Although sunflowers are drought and heat tolerant, they still require frequent watering. As the plant begins to grow, it will need to be watered around the root zone, which is 3–4 inches away from the stem. Sunflower seedlings should be watered daily so the soil is moist but not soaked. As the sunflowers become established, they can be watered once a week. This watering is infrequent but it should be a deep watering that uses several gallons of water.
Sunflowers don’t need fertilizer unless your soil is poor in nutrients. If this is the case, add a slow-release fertilizer or compost on top of the soil. Avoid adding any too close to the plant’s base. Adding fertilizer to already healthy soil can produce too much nitrogen and cause the stems to break or a delay in blooming.
Pests and diseases
When growing sunflowers, look out for slugs, snails, birds, squirrels and deer. Slugs and snails can be warded off with repellants. If birds and squirrels take an interest in your sunflower seeds, cover the plants with polyspun garden fleece.

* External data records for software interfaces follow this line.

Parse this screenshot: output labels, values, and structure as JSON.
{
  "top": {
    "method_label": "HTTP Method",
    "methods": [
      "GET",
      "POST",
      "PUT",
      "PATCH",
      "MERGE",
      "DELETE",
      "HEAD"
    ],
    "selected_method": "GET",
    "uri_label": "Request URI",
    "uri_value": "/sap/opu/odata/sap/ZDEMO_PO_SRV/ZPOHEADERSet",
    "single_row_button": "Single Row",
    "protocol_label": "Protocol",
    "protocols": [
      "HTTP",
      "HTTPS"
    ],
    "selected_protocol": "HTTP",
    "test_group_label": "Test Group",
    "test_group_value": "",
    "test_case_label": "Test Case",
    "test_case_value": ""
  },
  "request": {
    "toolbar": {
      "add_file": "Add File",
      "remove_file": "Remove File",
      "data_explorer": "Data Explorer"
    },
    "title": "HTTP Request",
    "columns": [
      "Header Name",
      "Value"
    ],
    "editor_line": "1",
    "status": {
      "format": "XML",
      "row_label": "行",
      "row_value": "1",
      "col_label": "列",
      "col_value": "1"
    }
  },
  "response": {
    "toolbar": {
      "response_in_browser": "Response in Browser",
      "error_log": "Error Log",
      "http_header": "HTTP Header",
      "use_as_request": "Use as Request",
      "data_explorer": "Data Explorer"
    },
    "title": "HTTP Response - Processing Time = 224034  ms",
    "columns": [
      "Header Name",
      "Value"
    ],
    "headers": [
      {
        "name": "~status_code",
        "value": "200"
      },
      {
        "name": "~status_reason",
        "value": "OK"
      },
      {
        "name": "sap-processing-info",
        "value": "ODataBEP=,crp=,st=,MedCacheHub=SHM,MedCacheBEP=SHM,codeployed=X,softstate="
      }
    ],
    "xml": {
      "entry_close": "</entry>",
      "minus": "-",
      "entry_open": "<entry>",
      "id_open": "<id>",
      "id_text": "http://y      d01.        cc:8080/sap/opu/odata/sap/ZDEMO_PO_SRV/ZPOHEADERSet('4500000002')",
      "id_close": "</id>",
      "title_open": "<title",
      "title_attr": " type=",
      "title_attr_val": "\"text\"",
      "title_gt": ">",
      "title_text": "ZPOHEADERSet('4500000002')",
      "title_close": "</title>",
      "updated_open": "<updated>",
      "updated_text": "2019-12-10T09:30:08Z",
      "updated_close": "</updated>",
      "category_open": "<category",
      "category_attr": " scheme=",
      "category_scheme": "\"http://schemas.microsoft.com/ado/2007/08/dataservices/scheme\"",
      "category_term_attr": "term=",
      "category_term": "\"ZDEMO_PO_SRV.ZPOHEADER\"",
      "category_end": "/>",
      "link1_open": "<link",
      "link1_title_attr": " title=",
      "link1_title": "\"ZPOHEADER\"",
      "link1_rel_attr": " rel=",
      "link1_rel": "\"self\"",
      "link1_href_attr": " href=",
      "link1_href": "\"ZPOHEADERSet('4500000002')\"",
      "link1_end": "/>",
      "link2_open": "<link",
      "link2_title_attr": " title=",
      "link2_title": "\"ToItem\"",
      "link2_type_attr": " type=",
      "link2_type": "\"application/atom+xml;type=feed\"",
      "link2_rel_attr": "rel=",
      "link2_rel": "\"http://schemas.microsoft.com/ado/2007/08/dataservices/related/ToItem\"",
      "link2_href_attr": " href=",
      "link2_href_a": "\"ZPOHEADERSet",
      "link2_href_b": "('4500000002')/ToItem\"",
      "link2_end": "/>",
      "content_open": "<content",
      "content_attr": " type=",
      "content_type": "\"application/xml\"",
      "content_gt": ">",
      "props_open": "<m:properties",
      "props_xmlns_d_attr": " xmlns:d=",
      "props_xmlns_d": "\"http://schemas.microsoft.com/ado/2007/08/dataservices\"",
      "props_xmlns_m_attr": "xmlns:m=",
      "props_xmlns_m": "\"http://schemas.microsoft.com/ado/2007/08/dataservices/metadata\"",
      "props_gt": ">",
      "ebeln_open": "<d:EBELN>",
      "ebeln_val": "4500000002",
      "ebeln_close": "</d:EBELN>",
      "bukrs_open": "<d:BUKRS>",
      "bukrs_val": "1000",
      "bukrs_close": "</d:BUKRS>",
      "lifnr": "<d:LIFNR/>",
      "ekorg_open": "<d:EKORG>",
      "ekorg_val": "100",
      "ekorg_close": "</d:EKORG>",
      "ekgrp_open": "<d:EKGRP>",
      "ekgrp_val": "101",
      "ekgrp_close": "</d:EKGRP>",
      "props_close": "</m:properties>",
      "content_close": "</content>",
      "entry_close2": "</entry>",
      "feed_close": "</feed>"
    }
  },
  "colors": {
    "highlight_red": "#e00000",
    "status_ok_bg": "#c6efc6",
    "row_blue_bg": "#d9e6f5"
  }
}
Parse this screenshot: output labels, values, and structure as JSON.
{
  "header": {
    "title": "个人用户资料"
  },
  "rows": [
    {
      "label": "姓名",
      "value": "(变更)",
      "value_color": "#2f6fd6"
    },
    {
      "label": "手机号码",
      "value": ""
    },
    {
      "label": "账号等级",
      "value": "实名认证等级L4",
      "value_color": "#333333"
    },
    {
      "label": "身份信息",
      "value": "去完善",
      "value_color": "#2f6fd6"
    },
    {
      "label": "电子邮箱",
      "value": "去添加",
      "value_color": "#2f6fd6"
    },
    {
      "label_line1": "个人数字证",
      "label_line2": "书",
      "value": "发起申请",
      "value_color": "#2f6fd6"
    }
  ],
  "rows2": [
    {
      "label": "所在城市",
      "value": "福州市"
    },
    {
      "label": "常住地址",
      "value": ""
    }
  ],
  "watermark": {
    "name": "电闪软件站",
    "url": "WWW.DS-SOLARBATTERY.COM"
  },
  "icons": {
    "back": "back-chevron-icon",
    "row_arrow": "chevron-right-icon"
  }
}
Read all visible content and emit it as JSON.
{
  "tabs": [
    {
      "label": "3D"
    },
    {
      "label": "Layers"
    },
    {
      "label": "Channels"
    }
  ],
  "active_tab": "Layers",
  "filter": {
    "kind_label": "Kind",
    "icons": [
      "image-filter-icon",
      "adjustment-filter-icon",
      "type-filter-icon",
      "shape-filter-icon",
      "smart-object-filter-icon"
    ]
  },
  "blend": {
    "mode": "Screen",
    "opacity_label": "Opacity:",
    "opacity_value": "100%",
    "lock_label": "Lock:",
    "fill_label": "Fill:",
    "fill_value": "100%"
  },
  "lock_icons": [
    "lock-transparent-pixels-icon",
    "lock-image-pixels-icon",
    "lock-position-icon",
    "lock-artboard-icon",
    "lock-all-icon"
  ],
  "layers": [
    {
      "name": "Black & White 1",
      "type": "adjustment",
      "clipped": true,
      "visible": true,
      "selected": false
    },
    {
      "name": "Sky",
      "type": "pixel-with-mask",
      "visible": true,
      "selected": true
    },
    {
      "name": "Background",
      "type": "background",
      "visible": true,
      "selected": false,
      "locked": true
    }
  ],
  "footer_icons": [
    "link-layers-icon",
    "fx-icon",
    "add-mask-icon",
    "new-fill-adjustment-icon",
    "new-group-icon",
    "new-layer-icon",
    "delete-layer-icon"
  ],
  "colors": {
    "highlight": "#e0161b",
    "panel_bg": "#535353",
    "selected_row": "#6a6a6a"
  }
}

To fend off any deer, create a tall wire barrier or fence around the garden.
If your sunflower leaves turn yellow and shrink, your soil is probably too moist. Clay or waterlogged soil can cause this fungus and infected plants won’t produce flowers. If this happens, remove the infected leaves and reduce your watering.
Securing large plants
Some larger sunflowers or multi-branched varieties may need assistance to stand tall. If your sunflowers start to droop, tie them to a stake or sturdy support. This is necessary for plants that are in windy locations as well.
Harvesting Sunflower Seeds
One common use for sunflowers is harvesting them for their delicious seeds. These seeds are prized for their nutritional benefits, containing vitamin E, B-1 and the mineral copper. They are prepared and enjoyed in a variety of different meals.
When growing sunflowers for the purpose of harvesting, it’s important to choose the right variety. Some smaller sunflowers won’t provide as many seeds and some larger varieties produce seeds that have a thick shell and very small seeds. Both of these options are not ideal.
The best varieties for harvesting sunflower seeds include:
- Mammoth Grey Stripe
- Mammoth Russian
- Hopi Black Dye
- Paul Bunyan
- Super Snack
When to harvest sunflower seeds
You’ll know the sunflower seeds are ready to be harvested when the back side of the flower turns from a green to a yellow or yellow-brown color. The sunflower bracts (the leaves on the backside of the petals) will start to turn brown as well. This will happen between 30 and 45 days after the flower blooms, depending on the climate.
Once this happens, cut the stem about 4 inches below the flower head. Hang the flower head upside down in a dry, cool location for a few weeks, until the seeds are completely dry. Once dry, remove the seeds with your fingers or a fork.
Sunflowers are cheery flowers that you can enjoy in a variety of ways. Be sure to include sunflowers in the next bouquet you send to put a smile on your friend or family member’s face.